▶ _Exercise brief_
Each entry below must be repeated word for word.

%%

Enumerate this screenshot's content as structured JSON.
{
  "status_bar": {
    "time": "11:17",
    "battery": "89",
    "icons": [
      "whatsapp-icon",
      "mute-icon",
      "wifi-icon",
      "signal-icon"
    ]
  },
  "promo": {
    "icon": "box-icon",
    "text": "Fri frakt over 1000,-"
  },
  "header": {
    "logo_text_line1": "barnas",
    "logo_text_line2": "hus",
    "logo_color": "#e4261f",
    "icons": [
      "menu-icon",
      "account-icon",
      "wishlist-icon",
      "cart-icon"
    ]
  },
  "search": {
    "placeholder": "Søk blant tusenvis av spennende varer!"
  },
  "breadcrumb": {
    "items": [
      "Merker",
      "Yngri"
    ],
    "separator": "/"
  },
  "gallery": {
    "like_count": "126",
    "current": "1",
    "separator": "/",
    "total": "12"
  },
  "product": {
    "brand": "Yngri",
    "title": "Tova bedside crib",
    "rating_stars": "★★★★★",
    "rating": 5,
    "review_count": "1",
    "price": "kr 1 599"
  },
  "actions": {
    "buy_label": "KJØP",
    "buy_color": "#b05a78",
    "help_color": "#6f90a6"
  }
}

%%

▶ _Completed exercise_
Enumerate this screenshot's content as structured JSON.
{
  "status_bar": {
    "time": "11:17",
    "battery": "89",
    "icons": [
      "whatsapp-icon",
      "mute-icon",
      "wifi-icon",
      "signal-icon"
    ]
  },
  "promo": {
    "icon": "box-icon",
    "text": "Fri frakt over 1000,-"
  },
  "header": {
    "logo_text_line1": "barnas",
    "logo_text_line2": "hus",
    "logo_color": "#e4261f",
    "icons": [
      "menu-icon",
      "account-icon",
      "wishlist-icon",
      "cart-icon"
    ]
  },
  "search": {
    "placeholder": "Søk blant tusenvis av spennende varer!"
  },
  "breadcrumb": {
    "items": [
      "Merker",
      "Yngri"
    ],
    "separator": "/"
  },
  "gallery": {
    "like_count": "126",
    "current": "1",
    "separator": "/",
    "total": "12"
  },
  "product": {
    "brand": "Yngri",
    "title": "Tova bedside crib",
    "rating_stars": "★★★★★",
    "rating": 5,
    "review_count": "1",
    "price": "kr 1 599"
  },
  "actions": {
    "buy_label": "KJØP",
    "buy_color": "#b05a78",
    "help_color": "#6f90a6"
  }
}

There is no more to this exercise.